‘But is it enough?’
Well it’s enough for now, isn’t it? The last time Mediawatch checked, City can only win one Premier League title per season. If they really do want to catch up with Manchester United’s 20 titles – and it seems like it’s only Ashton putting those words in their mouths – they can’t do much more than win it this season.
Ashton goes on to point out – at some length – that Real Madrid, Barcelona and Manchester United have more Twitter followers, have more Ballon D’Or winners, have won more European Cups, sell more shirts and have cornered the Asian market more effectively than City.
Again, this is known. It’s almost as if those teams were dominant 60, 50, 40, 30, 20 and 10 years ago.
Mediawatch has not heard a single person say that Manchester City are a ‘true giant of world football’. We have heard plenty of people say that they are playing sodding brilliant football. And that’s plenty enough for now.
They aren’t laughing now
Elsewhere in The Sun, Ian Wright rightly points out that those who were criticising Pep Guardiola are suddenly very quiet indeed. Let him explain:
‘PEP GUARDIOLA and the noisy neighbours are making an awful lot of people fall silent this season. Last summer after Manchester City failed to win the title, the manager was dismissed as a busted flush on countless radio phone-ins that I hosted.
‘Guardiola’s previous accomplishments at Barcelona and Bayern Munich were derided and the Premier League saluted for having exposed the Spaniard as a coach who was OK in a league where the title is handed to you on a plate. Hmmmm. Doesn’t quite look that way now.’
And not just by the callers to those phone-ins, eh Wrighty.
You might remember your 5Live 606 co-host Robbie Savage saying that Tony Pulis had done a better job in December 2016, calling Guardiola “clueless”. He then said a month later that none of Pep Guardiola’s signings had made any impact and that, although he hadn’t written Guardiola off, Manchester City’s owners should be worried about the lack of Plan B.
It’s oh so quiet…
Running before you can walk
“I think I’m capable of doing the job at any club in the world so I’m sure I can do it at West Ham. I have to come here and show I can do it. You have to come and show what you can do” – David Moyes.
Might be worth getting Real Sociedad, Sunderland and Manchester United on the phone to discuss that one, David. Although we do admire the self-confidence of someone who can be this bullish purely on the back of winning two of his first seven games in charge of his new club.
All of the following are prominent headlines on The Sun’s football homepage at 11.30am on Tuesday:
‘City hit the lanes after bowling Spurs over as Jesus wins golden pin’

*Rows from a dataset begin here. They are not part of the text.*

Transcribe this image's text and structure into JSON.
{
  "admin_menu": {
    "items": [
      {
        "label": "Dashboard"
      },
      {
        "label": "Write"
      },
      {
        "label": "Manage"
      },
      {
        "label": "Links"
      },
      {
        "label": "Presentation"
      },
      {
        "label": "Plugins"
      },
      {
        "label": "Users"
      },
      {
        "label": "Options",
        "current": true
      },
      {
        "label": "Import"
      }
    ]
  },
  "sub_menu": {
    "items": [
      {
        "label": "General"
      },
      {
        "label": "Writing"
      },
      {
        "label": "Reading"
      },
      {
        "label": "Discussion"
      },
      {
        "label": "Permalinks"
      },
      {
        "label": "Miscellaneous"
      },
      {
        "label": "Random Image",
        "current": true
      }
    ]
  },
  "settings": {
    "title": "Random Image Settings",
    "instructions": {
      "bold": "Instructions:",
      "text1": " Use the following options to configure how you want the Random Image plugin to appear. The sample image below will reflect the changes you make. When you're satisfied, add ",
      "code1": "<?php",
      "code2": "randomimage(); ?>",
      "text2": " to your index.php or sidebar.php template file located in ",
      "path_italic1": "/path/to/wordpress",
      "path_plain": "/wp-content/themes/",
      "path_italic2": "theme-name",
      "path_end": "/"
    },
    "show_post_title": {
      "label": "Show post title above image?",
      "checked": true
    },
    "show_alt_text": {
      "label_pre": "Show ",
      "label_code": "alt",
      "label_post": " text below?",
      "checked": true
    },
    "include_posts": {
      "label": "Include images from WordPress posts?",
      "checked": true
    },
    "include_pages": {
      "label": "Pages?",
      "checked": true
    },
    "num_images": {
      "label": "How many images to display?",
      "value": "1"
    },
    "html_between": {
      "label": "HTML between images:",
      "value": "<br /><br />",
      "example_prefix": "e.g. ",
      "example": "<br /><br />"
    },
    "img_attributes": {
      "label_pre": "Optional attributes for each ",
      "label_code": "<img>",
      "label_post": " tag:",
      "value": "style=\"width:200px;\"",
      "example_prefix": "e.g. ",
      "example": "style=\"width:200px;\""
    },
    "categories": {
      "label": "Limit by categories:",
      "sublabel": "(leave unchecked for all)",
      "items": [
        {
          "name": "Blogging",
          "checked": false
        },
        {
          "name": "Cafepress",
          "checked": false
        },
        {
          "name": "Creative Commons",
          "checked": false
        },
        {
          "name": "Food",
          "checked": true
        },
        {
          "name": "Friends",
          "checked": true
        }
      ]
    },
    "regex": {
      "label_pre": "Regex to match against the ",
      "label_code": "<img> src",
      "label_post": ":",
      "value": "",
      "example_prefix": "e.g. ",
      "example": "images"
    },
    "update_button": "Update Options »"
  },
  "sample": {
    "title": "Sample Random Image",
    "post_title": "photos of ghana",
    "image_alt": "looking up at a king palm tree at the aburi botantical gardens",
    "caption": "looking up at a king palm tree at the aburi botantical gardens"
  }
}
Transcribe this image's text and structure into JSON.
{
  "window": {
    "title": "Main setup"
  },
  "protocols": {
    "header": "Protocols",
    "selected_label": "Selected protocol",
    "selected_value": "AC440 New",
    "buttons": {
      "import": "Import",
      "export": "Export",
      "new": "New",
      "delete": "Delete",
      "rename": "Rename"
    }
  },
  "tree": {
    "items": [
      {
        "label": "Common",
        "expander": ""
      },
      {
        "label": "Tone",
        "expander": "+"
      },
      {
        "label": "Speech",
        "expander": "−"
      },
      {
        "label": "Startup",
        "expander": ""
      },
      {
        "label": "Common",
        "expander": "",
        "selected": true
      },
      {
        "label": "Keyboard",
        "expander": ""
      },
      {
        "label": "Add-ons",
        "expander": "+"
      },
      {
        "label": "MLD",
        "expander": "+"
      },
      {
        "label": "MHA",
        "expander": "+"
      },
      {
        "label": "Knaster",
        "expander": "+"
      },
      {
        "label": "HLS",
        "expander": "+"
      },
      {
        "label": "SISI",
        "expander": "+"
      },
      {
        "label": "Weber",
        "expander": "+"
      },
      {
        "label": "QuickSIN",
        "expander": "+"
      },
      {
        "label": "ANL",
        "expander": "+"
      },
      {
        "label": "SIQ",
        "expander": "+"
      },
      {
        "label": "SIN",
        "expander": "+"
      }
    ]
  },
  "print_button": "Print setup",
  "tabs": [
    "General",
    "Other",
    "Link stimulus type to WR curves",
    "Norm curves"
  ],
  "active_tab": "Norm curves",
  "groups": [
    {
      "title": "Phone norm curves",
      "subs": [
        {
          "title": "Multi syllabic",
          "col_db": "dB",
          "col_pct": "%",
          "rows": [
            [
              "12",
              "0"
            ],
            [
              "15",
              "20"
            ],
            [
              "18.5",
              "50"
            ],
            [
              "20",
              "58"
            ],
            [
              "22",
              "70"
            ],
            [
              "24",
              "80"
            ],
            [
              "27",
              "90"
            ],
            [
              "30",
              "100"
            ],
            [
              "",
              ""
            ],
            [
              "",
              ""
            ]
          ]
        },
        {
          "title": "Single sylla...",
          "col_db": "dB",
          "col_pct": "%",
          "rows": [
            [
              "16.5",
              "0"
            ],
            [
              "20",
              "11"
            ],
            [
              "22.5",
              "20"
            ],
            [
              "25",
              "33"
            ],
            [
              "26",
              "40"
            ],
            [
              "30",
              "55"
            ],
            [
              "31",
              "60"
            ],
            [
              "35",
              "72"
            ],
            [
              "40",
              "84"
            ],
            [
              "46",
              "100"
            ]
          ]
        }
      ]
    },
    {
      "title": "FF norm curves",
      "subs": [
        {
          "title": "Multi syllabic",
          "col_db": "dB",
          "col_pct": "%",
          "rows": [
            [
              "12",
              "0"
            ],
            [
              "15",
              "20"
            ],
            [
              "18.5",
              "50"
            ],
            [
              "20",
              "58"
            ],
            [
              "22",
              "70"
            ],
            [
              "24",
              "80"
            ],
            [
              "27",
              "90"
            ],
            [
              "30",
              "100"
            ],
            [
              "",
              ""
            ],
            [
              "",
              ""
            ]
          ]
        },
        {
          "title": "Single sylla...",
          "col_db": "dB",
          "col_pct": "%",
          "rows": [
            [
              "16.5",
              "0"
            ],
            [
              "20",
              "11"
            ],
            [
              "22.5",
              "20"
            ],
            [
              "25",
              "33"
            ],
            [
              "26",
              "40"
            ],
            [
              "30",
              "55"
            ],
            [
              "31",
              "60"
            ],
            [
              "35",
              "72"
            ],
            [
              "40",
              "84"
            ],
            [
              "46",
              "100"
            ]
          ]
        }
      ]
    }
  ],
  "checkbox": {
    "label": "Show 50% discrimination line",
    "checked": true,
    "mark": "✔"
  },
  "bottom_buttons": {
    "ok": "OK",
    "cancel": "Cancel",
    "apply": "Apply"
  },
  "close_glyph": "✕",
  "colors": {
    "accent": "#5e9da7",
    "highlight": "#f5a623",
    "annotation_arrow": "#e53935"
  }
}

‘Liverpool stars head out for Christmas party on Sunday with stunning Wags’
‘Proud dads Cristiano Ronaldo and Conor McGregor share cute baby snaps’
‘Lukaku does his best to win back fans by spraying £250k Rolls in United colours’

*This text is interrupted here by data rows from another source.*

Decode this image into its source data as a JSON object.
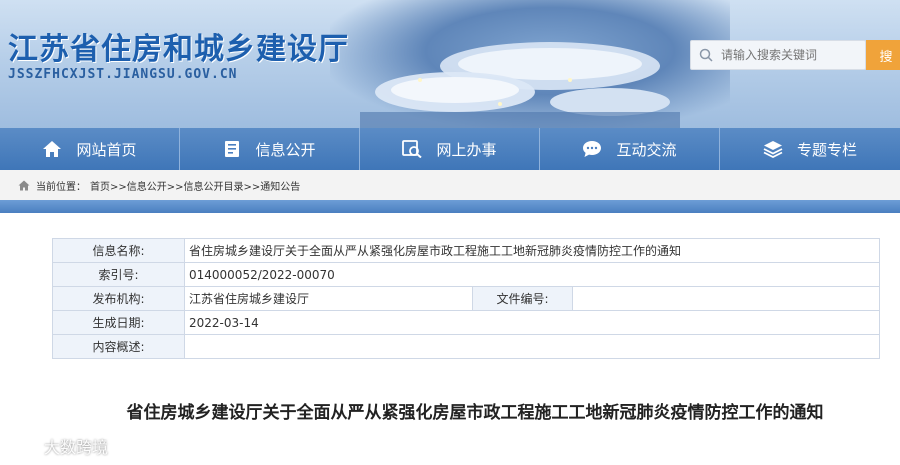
{
  "header": {
    "site_title": "江苏省住房和城乡建设厅",
    "site_domain": "JSSZFHCXJST.JIANGSU.GOV.CN",
    "search_placeholder": "请输入搜索关键词",
    "search_button": "搜"
  },
  "nav": {
    "items": [
      {
        "label": "网站首页",
        "icon": "home-icon"
      },
      {
        "label": "信息公开",
        "icon": "document-icon"
      },
      {
        "label": "网上办事",
        "icon": "service-icon"
      },
      {
        "label": "互动交流",
        "icon": "chat-icon"
      },
      {
        "label": "专题专栏",
        "icon": "layers-icon"
      }
    ]
  },
  "breadcrumb": {
    "prefix": "当前位置：",
    "path": "首页>>信息公开>>信息公开目录>>通知公告"
  },
  "info_table": {
    "name_label": "信息名称:",
    "name_value": "省住房城乡建设厅关于全面从严从紧强化房屋市政工程施工工地新冠肺炎疫情防控工作的通知",
    "index_label": "索引号:",
    "index_value": "014000052/2022-00070",
    "publisher_label": "发布机构:",
    "publisher_value": "江苏省住房城乡建设厅",
    "docno_label": "文件编号:",
    "docno_value": "",
    "date_label": "生成日期:",
    "date_value": "2022-03-14",
    "summary_label": "内容概述:",
    "summary_value": ""
  },
  "article": {
    "title": "省住房城乡建设厅关于全面从严从紧强化房屋市政工程施工工地新冠肺炎疫情防控工作的通知"
  },
  "watermark": {
    "text": "大数跨境"
  },
  "colors": {
    "brand_blue": "#1d5fae",
    "nav_blue": "#3f76b8",
    "search_orange": "#f0a33a"
  }
}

‘Cesc Fabregas announces engagement to mum of his three kids Daniella Semaan’
‘Man City brilliantly mock United’s Fellaini in Twitter jibe’
‘Luke Shaw goes jewellery shopping in engagement ring section with girlfriend’
Who needs actual football or football news, eh?
‘Liverpool stars head out for Christmas party with stunning Wags on Sunday evening… as Danny Ings’ model girlfriend Georgia Gibbs steals the show again’ – The Sun.
Rough translation: The author of said headline thinks Ings’ wife is more attractive than the other players’ partners. And that is what is truly headline-worthy here.
‘If United beat Bristol City tomorrow, there is the incredible prospect of the two teams (Manchester United and Manchester City) meeting home and away in the two-legged semi-final’ – Neil Ashton, The Sun.
Two reserve teams facing each other in both managers’ fourth priority competition. What could be more incredible?
Recommended reading of the day
Henry Winter on Raheem Sterling.
Sid Lowe on Las Palmas.
Miguel Delaney on Pep Guardiola.